§ WORK REQUIRED
Every line of the following records that includes "Eine" should be copied.
----------------
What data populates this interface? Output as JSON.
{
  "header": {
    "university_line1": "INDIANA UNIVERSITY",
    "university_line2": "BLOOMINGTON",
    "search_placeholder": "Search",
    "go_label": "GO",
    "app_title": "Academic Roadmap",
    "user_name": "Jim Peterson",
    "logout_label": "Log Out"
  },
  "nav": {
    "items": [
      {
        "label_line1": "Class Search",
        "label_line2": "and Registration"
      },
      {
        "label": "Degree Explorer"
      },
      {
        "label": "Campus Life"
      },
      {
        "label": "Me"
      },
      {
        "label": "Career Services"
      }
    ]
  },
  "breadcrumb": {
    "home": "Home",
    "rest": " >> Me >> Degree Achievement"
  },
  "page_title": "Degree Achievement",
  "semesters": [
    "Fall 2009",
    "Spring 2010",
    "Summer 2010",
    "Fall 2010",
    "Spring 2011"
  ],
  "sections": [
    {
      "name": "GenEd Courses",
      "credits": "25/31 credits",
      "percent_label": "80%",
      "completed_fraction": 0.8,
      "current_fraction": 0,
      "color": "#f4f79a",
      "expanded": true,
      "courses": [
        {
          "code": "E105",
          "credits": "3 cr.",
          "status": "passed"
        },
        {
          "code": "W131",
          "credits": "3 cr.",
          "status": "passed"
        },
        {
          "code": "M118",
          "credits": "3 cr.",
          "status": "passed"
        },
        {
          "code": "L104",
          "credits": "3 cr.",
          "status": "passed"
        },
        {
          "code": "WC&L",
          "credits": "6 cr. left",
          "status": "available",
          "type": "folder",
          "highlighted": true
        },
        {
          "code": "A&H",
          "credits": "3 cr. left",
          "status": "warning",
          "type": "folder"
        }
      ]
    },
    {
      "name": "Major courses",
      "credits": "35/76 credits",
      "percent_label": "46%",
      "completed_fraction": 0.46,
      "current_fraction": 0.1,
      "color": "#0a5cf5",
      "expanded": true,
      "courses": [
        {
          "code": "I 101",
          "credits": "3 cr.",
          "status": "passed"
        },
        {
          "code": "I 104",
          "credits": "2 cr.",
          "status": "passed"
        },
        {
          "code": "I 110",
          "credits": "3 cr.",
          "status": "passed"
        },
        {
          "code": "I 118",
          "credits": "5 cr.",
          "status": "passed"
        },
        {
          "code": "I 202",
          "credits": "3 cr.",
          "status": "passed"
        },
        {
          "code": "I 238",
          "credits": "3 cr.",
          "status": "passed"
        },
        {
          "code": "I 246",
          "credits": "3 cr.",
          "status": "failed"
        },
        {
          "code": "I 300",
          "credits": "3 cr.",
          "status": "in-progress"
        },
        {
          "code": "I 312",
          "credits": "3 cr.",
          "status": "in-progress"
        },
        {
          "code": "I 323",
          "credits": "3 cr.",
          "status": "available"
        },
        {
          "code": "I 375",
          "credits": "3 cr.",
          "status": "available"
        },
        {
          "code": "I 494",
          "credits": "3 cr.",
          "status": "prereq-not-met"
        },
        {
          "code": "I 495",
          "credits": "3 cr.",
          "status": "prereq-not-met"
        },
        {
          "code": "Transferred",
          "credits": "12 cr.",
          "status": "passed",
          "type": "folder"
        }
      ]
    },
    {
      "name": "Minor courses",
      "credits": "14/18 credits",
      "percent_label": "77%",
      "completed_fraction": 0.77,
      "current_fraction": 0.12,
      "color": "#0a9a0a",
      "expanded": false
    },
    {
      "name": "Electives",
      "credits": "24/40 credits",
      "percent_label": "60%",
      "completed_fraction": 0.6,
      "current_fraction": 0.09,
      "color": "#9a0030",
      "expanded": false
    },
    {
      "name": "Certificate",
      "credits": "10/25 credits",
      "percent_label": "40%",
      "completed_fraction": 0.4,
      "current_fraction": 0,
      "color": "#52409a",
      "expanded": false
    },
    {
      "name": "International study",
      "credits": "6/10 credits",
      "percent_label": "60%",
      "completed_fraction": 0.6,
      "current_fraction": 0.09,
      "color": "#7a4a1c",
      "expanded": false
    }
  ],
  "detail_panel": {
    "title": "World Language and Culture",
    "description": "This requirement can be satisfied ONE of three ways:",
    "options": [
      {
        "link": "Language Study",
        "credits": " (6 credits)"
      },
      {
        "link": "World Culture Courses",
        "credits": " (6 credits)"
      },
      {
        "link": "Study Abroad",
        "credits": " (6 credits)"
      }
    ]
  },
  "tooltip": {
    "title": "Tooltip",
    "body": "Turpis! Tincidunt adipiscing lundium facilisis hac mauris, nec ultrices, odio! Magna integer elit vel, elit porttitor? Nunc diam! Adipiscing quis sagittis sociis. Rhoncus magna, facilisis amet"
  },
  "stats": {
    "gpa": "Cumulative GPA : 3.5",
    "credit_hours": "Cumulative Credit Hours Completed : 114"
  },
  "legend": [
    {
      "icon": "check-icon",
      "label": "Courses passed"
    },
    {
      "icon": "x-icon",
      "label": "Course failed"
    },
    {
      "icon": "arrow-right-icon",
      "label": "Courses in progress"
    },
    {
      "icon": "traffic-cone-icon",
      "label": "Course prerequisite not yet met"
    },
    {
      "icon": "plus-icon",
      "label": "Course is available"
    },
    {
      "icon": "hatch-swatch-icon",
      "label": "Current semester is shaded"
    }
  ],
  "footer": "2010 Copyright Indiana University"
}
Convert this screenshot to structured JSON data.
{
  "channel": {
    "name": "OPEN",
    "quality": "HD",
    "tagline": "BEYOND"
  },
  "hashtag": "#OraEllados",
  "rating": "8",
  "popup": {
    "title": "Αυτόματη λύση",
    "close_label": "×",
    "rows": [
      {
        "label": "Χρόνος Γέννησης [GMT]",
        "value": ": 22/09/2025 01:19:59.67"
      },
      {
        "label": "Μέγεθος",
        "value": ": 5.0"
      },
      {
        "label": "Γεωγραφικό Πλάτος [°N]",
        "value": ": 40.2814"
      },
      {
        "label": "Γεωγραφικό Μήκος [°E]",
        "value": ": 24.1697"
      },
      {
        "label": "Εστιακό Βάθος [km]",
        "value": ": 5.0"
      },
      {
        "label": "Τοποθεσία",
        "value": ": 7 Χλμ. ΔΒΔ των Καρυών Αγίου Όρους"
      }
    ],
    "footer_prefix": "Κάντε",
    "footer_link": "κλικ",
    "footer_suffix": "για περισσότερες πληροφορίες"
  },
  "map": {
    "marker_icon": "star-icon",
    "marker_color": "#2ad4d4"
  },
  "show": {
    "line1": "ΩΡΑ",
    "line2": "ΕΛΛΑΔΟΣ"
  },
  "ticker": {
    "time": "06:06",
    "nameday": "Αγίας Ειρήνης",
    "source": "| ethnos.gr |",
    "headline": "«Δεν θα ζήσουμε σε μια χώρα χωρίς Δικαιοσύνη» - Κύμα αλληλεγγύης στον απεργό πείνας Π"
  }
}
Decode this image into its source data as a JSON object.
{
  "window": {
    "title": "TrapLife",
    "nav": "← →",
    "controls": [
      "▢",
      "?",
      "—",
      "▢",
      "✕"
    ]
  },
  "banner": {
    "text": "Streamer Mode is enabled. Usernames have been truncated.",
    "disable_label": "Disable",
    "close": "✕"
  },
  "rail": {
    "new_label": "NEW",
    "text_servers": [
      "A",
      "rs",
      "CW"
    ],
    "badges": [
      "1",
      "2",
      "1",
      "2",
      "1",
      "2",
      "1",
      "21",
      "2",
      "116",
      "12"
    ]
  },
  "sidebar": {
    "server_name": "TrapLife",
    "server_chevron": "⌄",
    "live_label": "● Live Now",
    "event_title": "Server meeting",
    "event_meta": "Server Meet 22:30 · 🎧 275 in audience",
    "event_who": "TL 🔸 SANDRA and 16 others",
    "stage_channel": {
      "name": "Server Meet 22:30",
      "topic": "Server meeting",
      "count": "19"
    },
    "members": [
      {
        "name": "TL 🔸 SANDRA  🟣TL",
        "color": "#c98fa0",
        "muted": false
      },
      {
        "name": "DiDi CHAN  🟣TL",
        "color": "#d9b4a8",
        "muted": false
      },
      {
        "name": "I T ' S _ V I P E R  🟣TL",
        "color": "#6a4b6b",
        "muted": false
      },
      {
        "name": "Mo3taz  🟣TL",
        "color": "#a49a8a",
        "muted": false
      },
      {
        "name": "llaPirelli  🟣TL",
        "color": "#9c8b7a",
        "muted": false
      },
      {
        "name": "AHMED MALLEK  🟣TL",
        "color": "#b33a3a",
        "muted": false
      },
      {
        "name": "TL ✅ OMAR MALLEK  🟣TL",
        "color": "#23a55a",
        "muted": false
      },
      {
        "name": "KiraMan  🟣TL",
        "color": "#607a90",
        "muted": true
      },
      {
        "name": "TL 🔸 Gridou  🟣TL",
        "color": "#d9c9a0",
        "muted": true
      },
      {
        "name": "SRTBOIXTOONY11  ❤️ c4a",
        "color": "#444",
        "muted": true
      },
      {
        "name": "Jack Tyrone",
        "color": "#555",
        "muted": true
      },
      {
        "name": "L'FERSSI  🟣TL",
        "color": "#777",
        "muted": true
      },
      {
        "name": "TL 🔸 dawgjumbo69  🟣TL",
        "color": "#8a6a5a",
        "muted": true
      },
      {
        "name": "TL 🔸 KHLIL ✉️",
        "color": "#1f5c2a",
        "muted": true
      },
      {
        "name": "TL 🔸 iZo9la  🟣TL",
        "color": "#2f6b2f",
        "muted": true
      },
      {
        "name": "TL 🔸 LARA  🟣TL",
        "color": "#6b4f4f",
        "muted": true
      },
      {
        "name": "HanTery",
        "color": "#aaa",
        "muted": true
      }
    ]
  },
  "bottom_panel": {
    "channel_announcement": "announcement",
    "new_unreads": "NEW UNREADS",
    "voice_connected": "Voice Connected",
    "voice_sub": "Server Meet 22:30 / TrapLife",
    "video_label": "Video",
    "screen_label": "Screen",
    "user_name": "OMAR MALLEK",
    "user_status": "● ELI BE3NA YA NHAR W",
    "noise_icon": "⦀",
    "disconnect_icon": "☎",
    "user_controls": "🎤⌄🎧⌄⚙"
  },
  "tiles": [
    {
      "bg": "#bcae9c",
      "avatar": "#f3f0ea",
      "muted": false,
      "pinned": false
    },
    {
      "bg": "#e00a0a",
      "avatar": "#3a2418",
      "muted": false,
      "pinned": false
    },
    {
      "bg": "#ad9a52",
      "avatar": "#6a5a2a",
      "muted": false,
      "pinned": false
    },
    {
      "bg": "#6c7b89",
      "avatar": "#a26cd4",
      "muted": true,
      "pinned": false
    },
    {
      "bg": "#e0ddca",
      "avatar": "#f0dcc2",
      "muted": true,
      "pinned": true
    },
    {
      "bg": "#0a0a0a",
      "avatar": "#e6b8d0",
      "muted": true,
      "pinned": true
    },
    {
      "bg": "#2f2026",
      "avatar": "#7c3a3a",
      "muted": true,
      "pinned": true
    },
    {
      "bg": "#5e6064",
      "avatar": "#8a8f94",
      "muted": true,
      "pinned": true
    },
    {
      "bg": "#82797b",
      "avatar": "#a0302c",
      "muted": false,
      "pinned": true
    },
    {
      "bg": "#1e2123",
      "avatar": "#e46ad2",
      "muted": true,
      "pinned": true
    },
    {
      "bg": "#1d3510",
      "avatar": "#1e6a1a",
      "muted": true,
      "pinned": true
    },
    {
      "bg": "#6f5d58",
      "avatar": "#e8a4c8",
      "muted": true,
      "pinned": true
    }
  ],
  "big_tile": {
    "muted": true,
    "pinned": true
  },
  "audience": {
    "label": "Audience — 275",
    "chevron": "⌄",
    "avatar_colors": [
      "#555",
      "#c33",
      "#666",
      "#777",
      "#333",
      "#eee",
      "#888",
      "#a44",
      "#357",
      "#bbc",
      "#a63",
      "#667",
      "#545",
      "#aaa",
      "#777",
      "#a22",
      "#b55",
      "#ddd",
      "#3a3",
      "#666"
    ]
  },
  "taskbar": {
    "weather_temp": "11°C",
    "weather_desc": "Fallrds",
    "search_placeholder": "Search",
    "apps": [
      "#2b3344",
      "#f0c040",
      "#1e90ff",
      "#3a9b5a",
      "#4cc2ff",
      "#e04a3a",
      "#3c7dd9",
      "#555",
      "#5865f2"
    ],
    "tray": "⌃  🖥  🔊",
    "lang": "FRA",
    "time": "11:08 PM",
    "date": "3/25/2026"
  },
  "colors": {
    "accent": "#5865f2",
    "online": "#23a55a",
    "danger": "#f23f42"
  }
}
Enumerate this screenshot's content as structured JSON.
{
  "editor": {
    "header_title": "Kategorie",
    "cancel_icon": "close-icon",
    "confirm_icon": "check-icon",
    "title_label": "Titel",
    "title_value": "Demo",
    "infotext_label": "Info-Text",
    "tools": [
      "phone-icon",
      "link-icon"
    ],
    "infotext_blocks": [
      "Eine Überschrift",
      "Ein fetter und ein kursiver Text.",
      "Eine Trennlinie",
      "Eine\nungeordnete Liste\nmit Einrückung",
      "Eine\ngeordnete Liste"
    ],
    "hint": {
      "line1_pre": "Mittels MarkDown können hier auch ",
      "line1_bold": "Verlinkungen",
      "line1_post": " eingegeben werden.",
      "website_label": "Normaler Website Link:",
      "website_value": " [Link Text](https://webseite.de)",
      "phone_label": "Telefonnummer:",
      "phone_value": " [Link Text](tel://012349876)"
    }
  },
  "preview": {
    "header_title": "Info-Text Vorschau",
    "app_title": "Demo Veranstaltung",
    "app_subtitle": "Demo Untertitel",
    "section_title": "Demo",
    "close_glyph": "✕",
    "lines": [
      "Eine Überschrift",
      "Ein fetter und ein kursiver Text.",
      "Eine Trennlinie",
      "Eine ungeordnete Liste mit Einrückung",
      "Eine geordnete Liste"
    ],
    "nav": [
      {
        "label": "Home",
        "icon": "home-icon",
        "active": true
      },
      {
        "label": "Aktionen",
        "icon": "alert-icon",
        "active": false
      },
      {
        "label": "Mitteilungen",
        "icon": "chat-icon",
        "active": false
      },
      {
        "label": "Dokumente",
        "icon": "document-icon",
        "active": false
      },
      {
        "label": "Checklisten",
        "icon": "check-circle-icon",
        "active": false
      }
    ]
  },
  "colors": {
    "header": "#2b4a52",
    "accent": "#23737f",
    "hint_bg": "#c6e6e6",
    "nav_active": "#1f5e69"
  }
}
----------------
§ SOLUTION TO THIS PROBLEM
      "Eine Überschrift",
      "Eine Trennlinie",
      "Eine\nungeordnete Liste\nmit Einrückung",
      "Eine\ngeordnete Liste"
      "Eine Überschrift",
      "Eine Trennlinie",
      "Eine ungeordnete Liste mit Einrückung",
      "Eine geordnete Liste"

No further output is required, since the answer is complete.